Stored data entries
☆ ☆ ☆ ☆
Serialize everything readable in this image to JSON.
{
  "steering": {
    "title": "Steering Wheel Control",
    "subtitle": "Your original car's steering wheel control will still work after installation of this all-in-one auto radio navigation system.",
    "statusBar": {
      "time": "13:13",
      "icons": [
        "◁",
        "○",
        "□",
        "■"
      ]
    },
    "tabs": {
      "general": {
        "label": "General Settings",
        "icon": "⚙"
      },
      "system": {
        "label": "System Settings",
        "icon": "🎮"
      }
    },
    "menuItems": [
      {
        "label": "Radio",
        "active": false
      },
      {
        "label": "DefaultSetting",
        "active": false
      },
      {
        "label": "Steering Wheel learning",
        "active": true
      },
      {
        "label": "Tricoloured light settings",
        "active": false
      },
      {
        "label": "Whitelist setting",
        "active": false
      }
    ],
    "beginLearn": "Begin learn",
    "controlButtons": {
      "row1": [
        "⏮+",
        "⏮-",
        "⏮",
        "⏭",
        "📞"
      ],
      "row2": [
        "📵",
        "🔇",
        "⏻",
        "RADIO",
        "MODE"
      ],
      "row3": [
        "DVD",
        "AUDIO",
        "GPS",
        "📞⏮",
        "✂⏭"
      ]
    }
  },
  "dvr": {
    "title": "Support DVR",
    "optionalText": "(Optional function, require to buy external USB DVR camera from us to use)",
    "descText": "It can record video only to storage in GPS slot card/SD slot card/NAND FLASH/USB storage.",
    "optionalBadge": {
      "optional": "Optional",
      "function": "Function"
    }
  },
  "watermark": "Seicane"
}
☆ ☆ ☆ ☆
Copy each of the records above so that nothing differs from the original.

Serialize everything readable in this image to JSON.
{
  "steering": {
    "title": "Steering Wheel Control",
    "subtitle": "Your original car's steering wheel control will still work after installation of this all-in-one auto radio navigation system.",
    "statusBar": {
      "time": "13:13",
      "icons": [
        "◁",
        "○",
        "□",
        "■"
      ]
    },
    "tabs": {
      "general": {
        "label": "General Settings",
        "icon": "⚙"
      },
      "system": {
        "label": "System Settings",
        "icon": "🎮"
      }
    },
    "menuItems": [
      {
        "label": "Radio",
        "active": false
      },
      {
        "label": "DefaultSetting",
        "active": false
      },
      {
        "label": "Steering Wheel learning",
        "active": true
      },
      {
        "label": "Tricoloured light settings",
        "active": false
      },
      {
        "label": "Whitelist setting",
        "active": false
      }
    ],
    "beginLearn": "Begin learn",
    "controlButtons": {
      "row1": [
        "⏮+",
        "⏮-",
        "⏮",
        "⏭",
        "📞"
      ],
      "row2": [
        "📵",
        "🔇",
        "⏻",
        "RADIO",
        "MODE"
      ],
      "row3": [
        "DVD",
        "AUDIO",
        "GPS",
        "📞⏮",
        "✂⏭"
      ]
    }
  },
  "dvr": {
    "title": "Support DVR",
    "optionalText": "(Optional function, require to buy external USB DVR camera from us to use)",
    "descText": "It can record video only to storage in GPS slot card/SD slot card/NAND FLASH/USB storage.",
    "optionalBadge": {
      "optional": "Optional",
      "function": "Function"
    }
  },
  "watermark": "Seicane"
}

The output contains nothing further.